February 5, 2014
It's rare for a business to succeed right out of the gate, and such was the case for Green Innovations LLC.
But the plastics recycler has turned a corner and is looking to continue a success that was born, partially, from being laughed off by a potential customer years ago.
The Solon, Ohio-based firm offers what the firm calls a landfill-free program to manufacturing companies generating plastic scrap.
The company, located near Cleveland, will go into a site and agree to divert all waste and recyclables from landfills. Every single pound.
"Five years ago, we had people laughing at this concept because no one believed it was real. And now it is and we have companies calling us," said David Sweeney, co-founder of the firm.
While Sweeney handles the sales and marketing side of the company, co-founder Donald Resh is in charge of the financial and administrative end of the business.
He was there when laughter came early on. "You feel a little defeated I guess. … Defeated but inspired, too. For us, being rejected makes us want it even more," Resh said.
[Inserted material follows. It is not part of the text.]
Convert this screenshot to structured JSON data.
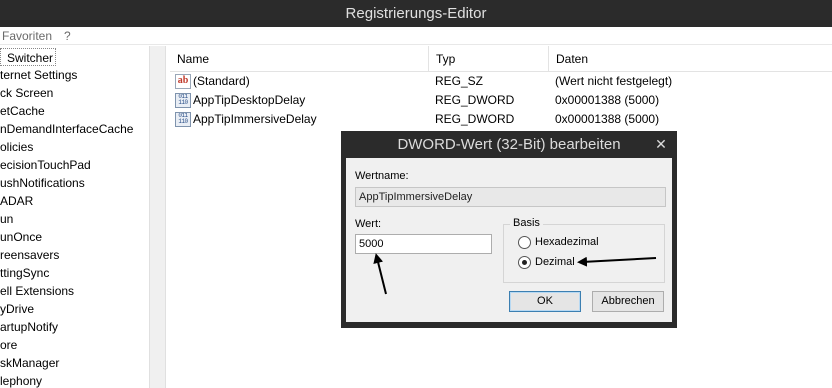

"We knew we had a vision. It was just how are we going to get there? We didn't have a timeline, and we just knew we wanted this landfill-free concept to work," Sweeney said.
It's called working out the details, and the partners say they've done just that.
Green Innovations has a multi-pronged approach to handle a variety of waste streams at dozens of client locations. That includes categories the company calls plant debris, single-stream recyclables and food waste.
Those three streams are shipped in gaylord containers — those large, heavy duty cardboard boxes — to Green Innovations along with scrap plastic the company receives from the clients.
The company makes its money by reprocessing the recycled plastic, about 97 percent of all of the material the company receives.
Compostables and single-stream recyclables are sent off to partners in the Cleveland area for processing. Any waste that can't be salvaged is sent off to be made into an engineered fuel, Sweeney said. Nothing goes to a landfill.
Green Innovations, which specializes in non-wovens and films, ships plastic down to Somerset, Ky., where it has a processing line located near one of its major customers. The resulting pellets are then sold.
Green Innovations handled about 33 million pounds of materials last year from 32 separate manufacturing locations and returned what Sweeney called "a good profit."
That was welcome news for the 5-year-old company that struggled establishing itself for its first three years in the midst of the economic downturn.
The company needed the time to figure out a successful path. An early attempt at handling post-consumer recyclables was unsuccessful after Green Innovations did not win a contact from a local consortium of municipalities.
And, early on, the company also learned that rejection is part of the business.
"A big company, during a meeting, two guys laughed at us. I don't know if they laughed at us or laughed at the concept because they didn't believe it was a reality," Sweeney remembered. "It was demoralizing, but we knew what we could bring to the table."
Sweeny also has learned to accept the value of the word "no."
"I like to pride ourselves in not taking no for an answer. But sometimes you have to take no for an answer. And I'm not the person who likes to give up or say no. But I've learned that over the course of our five years sometimes you've got to know when to walk away.
"Sometimes a bad deal is a bad deal. Sometimes what you think is a great idea is not a good idea. While we've had some good ideas, we've also had some failures at the same time," he said.
These days, Sweeney is looking up and believes his company, which is expected to do about $15 million in revenue this year, can grow to $20 million to $30 million during the next five years. Resh voiced a similar goal.
"I think we stuck to the game plan and stuck to our philosophy. I think we always knew what the end result was going to be. It was going to be successful. It was just a matter of time. You've got to lay the foundation and get the right pieces and parts in place," Resh said.
"We feel we have a lot offer with our concept," Sweeney said.